----- Entries shown -----
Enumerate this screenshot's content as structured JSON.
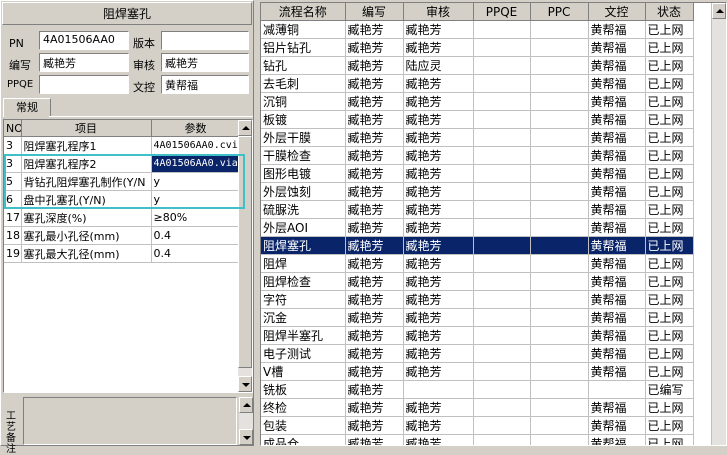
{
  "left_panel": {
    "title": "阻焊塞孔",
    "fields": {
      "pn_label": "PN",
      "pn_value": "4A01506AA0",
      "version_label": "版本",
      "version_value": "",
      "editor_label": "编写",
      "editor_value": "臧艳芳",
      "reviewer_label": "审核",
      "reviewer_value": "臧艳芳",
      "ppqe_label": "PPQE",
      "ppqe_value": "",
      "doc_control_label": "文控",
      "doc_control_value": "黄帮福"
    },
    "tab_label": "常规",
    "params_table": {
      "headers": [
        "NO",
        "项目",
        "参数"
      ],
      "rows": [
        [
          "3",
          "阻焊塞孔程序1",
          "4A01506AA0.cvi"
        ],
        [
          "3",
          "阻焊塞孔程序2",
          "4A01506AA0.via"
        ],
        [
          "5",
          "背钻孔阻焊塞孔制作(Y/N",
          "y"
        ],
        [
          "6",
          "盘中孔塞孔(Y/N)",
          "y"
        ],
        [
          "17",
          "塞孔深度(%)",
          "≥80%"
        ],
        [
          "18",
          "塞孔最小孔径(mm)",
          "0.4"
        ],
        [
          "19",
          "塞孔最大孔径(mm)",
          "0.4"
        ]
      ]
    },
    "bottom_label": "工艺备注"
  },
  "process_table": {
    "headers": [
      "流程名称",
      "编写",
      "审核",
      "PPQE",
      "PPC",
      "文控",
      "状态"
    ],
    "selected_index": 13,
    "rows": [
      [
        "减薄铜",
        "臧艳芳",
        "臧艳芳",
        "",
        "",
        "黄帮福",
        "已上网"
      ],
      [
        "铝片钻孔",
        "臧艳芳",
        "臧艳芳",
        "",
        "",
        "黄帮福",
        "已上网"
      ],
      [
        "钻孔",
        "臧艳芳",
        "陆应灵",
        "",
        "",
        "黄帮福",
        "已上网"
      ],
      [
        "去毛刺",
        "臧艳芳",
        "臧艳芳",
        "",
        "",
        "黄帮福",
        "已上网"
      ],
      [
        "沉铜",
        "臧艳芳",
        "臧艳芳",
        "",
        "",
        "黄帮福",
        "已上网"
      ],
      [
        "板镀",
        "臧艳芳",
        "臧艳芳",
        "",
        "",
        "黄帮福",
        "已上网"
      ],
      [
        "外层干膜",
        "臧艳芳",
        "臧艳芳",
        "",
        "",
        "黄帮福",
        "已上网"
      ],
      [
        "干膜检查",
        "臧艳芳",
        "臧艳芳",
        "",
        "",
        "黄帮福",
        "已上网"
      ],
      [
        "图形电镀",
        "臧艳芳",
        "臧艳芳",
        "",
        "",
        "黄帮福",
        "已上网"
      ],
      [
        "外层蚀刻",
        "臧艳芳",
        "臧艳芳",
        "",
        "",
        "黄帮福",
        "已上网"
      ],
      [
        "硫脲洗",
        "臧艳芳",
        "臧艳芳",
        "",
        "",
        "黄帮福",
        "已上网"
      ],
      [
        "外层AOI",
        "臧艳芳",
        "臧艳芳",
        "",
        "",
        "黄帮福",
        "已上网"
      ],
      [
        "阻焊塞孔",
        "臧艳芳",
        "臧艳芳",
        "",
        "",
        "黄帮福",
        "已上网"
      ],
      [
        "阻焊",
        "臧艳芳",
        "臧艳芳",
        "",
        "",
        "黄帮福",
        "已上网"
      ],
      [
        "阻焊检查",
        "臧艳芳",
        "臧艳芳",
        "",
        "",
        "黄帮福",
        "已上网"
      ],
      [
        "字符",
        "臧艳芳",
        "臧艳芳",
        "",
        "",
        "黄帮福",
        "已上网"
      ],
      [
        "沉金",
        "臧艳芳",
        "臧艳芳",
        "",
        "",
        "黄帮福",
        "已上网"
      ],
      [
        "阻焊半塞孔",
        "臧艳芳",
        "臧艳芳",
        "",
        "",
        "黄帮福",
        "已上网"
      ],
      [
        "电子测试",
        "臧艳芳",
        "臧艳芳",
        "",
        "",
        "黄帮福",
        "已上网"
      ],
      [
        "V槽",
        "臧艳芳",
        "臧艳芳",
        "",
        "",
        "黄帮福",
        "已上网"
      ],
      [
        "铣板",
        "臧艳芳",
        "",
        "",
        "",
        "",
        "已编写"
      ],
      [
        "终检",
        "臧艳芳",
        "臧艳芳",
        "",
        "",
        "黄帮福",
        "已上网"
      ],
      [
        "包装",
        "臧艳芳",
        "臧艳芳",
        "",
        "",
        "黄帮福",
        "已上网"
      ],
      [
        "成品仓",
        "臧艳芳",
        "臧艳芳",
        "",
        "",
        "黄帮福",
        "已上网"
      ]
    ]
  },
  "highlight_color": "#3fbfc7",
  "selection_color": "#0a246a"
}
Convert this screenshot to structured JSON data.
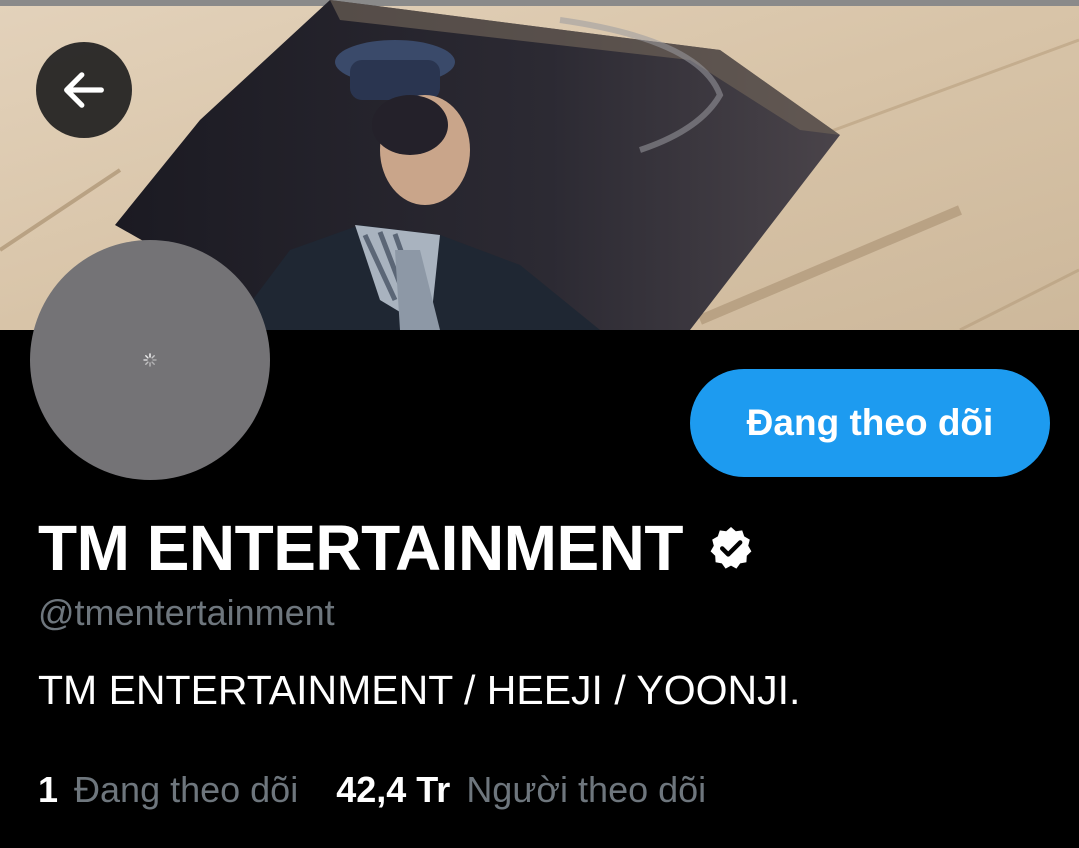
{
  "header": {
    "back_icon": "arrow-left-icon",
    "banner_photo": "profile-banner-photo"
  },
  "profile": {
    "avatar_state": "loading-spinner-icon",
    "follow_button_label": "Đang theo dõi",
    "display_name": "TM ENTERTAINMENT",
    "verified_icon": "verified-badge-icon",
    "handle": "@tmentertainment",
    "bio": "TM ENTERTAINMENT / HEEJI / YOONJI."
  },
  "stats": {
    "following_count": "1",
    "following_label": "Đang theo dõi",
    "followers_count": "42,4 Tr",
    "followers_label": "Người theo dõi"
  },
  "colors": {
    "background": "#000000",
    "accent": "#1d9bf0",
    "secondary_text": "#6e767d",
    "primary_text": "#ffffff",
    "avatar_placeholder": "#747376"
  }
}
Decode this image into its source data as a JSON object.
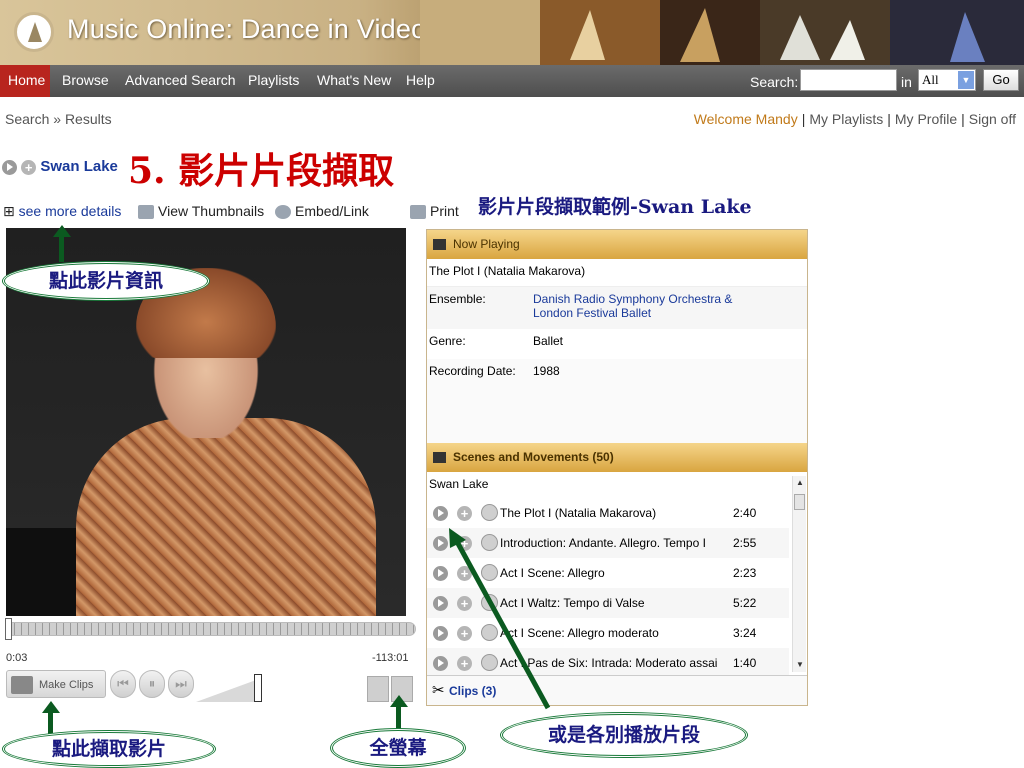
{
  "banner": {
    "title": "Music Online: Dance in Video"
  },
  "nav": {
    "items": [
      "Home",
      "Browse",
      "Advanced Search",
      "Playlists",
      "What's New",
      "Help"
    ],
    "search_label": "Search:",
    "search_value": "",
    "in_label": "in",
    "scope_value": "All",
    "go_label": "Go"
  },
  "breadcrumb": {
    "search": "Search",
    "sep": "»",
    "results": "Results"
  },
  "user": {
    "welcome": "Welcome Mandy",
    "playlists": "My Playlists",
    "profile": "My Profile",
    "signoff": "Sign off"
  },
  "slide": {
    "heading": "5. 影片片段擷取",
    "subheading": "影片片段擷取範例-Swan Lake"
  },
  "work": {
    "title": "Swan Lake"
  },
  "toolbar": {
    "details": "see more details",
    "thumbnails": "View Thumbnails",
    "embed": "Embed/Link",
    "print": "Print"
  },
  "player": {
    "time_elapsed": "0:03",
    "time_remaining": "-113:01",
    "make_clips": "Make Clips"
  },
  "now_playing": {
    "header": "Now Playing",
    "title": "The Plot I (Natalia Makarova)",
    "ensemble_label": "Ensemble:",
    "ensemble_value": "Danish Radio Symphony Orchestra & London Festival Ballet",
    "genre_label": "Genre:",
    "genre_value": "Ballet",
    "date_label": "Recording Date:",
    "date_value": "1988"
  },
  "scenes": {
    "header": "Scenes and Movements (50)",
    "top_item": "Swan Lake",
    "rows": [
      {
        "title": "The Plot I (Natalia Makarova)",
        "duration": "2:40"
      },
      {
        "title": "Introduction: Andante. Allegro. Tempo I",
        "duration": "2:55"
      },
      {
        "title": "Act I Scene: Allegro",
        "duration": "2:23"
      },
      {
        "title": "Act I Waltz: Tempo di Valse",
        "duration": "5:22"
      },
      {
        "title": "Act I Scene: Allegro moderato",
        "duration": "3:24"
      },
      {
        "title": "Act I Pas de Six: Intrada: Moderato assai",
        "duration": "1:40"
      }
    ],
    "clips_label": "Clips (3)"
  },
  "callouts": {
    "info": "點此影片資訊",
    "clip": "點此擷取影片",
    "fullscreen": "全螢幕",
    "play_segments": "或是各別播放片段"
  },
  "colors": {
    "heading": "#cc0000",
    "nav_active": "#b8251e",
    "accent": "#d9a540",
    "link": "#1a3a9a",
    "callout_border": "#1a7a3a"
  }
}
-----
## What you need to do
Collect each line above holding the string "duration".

## Response to the exercise
        "duration": "2:40"
        "duration": "2:55"
        "duration": "2:23"
        "duration": "5:22"
        "duration": "3:24"
        "duration": "1:40"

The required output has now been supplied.